Go through the entries, filter for the word "coins", and copy every line that has it.

(Dataset rows for apps and sites)

──────────

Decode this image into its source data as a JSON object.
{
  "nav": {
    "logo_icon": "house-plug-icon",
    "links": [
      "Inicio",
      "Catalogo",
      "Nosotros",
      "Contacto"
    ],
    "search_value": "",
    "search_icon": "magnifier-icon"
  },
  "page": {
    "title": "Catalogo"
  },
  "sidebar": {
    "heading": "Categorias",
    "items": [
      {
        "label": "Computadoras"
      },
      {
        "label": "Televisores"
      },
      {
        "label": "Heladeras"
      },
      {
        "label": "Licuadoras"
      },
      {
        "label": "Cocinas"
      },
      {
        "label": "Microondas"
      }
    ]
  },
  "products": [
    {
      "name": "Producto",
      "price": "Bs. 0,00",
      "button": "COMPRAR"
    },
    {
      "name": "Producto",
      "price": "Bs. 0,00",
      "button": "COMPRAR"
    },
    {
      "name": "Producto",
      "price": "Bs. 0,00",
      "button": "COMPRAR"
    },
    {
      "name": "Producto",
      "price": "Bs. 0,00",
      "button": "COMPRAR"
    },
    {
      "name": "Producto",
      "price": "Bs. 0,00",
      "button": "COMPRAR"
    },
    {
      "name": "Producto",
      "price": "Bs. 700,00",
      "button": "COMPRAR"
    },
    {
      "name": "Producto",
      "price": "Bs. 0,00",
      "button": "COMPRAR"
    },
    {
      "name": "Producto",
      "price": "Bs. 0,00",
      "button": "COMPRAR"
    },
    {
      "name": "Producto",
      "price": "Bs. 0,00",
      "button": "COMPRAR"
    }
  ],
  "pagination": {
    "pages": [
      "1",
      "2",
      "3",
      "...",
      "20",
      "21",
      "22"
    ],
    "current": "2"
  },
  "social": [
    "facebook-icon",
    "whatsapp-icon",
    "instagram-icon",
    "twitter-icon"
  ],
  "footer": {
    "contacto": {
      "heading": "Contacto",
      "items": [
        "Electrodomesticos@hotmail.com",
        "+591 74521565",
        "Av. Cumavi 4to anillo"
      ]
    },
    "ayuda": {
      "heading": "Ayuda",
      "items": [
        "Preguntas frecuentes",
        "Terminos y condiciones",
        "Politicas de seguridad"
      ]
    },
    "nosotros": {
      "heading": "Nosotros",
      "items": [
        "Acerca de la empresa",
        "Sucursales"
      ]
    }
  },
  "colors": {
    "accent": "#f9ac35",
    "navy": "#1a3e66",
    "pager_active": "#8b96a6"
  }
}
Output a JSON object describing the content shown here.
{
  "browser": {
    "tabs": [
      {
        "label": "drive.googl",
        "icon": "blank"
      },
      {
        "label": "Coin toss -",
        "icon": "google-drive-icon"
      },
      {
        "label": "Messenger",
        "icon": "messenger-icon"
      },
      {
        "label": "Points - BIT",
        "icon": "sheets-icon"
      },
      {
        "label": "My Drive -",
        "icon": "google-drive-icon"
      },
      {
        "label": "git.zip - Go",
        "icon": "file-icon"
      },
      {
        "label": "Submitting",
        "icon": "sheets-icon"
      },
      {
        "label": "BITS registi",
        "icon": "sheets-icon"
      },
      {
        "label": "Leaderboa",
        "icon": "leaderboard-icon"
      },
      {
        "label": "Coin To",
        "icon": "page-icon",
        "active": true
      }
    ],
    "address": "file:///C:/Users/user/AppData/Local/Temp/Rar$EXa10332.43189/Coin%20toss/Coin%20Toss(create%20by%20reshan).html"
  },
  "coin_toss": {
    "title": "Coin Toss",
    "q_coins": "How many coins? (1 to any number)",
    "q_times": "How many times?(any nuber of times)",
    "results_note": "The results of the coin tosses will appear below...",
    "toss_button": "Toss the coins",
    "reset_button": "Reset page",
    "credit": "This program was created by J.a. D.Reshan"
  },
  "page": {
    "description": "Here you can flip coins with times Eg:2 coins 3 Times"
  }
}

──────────

— Response —
    "q_coins": "How many coins? (1 to any number)",
    "toss_button": "Toss the coins",
    "description": "Here you can flip coins with times Eg:2 coins 3 Times"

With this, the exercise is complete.